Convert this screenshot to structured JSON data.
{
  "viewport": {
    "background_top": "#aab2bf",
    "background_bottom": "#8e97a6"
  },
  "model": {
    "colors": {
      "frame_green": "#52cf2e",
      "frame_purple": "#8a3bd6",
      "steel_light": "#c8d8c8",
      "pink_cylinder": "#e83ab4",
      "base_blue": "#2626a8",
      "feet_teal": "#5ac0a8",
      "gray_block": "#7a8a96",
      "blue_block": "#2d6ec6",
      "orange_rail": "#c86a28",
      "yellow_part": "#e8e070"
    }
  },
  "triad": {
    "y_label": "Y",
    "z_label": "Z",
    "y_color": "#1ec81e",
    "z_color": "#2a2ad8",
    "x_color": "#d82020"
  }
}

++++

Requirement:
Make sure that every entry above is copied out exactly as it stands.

Exercise solution:
Convert this screenshot to structured JSON data.
{
  "viewport": {
    "background_top": "#aab2bf",
    "background_bottom": "#8e97a6"
  },
  "model": {
    "colors": {
      "frame_green": "#52cf2e",
      "frame_purple": "#8a3bd6",
      "steel_light": "#c8d8c8",
      "pink_cylinder": "#e83ab4",
      "base_blue": "#2626a8",
      "feet_teal": "#5ac0a8",
      "gray_block": "#7a8a96",
      "blue_block": "#2d6ec6",
      "orange_rail": "#c86a28",
      "yellow_part": "#e8e070"
    }
  },
  "triad": {
    "y_label": "Y",
    "z_label": "Z",
    "y_color": "#1ec81e",
    "z_color": "#2a2ad8",
    "x_color": "#d82020"
  }
}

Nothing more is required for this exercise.